> _RECORDS SUPPLIED_
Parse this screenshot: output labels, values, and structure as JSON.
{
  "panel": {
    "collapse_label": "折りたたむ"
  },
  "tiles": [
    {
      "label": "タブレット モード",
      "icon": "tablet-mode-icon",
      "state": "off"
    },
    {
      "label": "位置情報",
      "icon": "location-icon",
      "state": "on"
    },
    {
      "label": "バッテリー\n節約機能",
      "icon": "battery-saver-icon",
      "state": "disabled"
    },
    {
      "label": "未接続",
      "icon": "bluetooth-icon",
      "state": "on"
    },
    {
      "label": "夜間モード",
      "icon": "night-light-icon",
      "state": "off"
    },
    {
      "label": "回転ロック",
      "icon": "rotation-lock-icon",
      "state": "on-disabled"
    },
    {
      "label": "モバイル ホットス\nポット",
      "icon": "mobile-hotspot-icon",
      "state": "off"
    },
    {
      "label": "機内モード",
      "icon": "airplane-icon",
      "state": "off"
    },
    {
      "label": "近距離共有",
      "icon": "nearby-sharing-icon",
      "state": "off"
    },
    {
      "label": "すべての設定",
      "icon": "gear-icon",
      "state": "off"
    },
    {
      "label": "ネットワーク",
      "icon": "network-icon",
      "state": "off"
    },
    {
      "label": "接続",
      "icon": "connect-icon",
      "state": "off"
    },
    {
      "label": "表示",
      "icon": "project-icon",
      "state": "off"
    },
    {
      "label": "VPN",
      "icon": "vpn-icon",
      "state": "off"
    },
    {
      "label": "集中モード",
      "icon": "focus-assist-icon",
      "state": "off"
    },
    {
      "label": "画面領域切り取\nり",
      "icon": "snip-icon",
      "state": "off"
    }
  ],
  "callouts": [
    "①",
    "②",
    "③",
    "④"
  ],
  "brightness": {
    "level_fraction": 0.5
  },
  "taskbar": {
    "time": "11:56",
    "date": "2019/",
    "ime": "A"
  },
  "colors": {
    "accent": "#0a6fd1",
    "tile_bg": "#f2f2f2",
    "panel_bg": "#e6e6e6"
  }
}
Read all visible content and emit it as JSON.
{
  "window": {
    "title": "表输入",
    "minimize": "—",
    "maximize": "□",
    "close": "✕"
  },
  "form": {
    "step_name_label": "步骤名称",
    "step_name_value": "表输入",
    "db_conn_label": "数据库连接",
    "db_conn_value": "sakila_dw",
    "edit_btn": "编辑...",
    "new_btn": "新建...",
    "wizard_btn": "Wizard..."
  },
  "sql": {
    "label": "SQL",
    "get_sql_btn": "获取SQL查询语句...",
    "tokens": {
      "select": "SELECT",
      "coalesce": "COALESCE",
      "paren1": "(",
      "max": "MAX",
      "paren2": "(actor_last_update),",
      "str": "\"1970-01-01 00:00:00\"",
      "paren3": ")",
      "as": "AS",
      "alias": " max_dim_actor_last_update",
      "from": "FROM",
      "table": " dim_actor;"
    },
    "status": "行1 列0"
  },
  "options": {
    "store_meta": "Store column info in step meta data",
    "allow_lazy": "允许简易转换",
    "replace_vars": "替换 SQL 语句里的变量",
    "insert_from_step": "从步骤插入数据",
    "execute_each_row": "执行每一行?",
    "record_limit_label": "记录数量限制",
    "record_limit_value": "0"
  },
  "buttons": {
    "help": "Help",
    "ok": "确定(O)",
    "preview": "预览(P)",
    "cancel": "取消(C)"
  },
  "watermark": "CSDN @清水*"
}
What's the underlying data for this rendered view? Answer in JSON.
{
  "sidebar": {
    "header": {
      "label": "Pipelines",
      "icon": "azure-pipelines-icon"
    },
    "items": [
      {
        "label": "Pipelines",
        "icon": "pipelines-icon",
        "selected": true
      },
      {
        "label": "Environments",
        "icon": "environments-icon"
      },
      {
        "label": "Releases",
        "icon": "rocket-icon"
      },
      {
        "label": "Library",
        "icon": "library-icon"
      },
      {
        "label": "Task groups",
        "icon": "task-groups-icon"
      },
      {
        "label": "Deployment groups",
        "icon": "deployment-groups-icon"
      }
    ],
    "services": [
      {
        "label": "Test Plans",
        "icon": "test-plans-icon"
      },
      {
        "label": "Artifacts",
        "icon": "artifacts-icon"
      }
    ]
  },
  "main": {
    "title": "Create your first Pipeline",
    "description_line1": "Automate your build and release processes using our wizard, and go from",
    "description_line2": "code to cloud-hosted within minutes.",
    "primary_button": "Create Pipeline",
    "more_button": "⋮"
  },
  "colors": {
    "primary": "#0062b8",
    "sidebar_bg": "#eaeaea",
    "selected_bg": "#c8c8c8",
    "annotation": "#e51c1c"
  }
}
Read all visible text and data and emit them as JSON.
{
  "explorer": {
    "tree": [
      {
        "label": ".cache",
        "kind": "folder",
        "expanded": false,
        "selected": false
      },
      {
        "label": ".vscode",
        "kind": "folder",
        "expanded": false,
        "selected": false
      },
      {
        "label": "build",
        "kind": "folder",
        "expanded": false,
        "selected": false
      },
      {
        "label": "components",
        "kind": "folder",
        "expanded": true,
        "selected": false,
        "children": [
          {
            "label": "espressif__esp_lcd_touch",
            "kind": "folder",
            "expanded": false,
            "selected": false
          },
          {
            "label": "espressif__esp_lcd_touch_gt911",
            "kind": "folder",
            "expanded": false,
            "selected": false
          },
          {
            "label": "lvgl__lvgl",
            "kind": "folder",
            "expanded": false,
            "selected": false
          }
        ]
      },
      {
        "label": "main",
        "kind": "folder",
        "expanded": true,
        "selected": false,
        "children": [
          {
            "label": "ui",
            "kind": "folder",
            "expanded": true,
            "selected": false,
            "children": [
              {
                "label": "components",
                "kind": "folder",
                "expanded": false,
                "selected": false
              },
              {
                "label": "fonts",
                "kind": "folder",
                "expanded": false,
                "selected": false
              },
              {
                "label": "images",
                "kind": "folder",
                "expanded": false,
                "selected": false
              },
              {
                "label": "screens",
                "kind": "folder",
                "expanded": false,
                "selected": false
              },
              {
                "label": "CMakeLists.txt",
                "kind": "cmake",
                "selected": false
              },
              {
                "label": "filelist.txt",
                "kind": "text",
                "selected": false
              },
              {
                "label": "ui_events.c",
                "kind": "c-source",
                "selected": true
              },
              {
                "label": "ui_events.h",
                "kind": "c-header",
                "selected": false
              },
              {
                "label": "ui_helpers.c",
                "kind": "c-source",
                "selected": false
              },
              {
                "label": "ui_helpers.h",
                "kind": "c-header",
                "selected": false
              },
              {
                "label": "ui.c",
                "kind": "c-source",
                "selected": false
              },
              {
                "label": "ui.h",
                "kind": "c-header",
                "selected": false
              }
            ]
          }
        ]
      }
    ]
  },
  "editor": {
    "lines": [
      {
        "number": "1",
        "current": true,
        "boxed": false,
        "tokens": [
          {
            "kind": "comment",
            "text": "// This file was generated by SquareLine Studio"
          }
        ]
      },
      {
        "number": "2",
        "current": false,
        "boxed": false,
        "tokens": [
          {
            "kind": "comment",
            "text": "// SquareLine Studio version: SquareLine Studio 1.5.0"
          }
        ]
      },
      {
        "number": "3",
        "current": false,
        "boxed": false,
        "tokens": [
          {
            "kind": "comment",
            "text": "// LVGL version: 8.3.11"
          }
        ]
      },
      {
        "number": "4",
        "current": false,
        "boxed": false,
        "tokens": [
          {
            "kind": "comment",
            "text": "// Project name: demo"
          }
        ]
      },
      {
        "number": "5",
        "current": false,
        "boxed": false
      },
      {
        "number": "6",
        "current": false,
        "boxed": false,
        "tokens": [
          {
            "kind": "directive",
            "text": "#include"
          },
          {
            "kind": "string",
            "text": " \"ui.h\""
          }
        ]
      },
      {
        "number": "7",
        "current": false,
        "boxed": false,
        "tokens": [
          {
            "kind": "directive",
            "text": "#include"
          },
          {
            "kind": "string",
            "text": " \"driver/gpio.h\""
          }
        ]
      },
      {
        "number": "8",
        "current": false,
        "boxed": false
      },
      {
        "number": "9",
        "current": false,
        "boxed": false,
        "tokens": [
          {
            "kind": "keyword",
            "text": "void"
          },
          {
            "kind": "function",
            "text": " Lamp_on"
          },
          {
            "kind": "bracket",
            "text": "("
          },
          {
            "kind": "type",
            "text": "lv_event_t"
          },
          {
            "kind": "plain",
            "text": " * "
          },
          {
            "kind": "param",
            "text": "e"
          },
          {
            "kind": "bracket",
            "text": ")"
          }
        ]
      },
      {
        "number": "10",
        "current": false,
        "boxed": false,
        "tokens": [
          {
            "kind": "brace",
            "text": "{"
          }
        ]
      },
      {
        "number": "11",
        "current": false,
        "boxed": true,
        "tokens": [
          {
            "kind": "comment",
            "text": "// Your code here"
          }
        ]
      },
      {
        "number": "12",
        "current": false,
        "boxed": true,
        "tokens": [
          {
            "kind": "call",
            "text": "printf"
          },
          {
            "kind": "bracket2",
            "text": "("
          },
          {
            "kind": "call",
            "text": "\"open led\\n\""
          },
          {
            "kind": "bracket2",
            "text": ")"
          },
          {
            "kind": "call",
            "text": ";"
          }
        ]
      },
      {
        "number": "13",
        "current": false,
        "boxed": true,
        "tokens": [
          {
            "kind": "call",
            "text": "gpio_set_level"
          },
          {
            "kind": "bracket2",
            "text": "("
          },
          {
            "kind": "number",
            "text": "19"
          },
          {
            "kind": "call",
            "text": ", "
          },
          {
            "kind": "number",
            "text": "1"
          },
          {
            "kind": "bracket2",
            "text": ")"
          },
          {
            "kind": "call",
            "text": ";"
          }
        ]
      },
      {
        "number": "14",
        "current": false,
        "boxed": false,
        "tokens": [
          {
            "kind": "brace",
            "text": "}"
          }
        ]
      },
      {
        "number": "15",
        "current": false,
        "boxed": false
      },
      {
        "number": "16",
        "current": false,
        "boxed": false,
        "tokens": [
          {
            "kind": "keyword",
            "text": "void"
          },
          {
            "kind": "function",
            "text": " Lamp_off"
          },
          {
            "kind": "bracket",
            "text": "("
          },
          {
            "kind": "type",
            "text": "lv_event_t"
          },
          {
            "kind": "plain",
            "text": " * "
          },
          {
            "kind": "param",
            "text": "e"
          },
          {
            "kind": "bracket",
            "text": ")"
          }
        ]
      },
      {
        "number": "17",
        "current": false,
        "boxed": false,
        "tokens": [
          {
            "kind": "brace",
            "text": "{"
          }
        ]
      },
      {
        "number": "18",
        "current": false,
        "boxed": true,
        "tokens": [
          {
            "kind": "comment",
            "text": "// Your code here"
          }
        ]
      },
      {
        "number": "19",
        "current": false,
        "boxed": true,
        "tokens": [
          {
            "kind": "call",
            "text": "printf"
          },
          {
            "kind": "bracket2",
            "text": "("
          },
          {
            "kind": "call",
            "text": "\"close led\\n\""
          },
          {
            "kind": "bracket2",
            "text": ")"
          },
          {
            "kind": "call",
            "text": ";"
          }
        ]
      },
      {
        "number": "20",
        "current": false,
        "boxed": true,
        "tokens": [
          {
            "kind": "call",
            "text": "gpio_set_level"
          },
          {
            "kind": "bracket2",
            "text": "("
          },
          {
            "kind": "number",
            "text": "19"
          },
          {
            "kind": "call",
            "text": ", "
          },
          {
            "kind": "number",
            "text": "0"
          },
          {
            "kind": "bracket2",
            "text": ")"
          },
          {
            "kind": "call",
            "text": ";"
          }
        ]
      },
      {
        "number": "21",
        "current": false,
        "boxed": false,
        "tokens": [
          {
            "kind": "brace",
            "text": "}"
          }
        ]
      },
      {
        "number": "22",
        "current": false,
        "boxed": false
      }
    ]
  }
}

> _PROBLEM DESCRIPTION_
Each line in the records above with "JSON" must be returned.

> _WRITTEN RESPONSE_
Parse this screenshot: output labels, values, and structure as JSON.
Read all visible content and emit it as JSON.
What's the underlying data for this rendered view? Answer in JSON.
Read all visible text and data and emit them as JSON.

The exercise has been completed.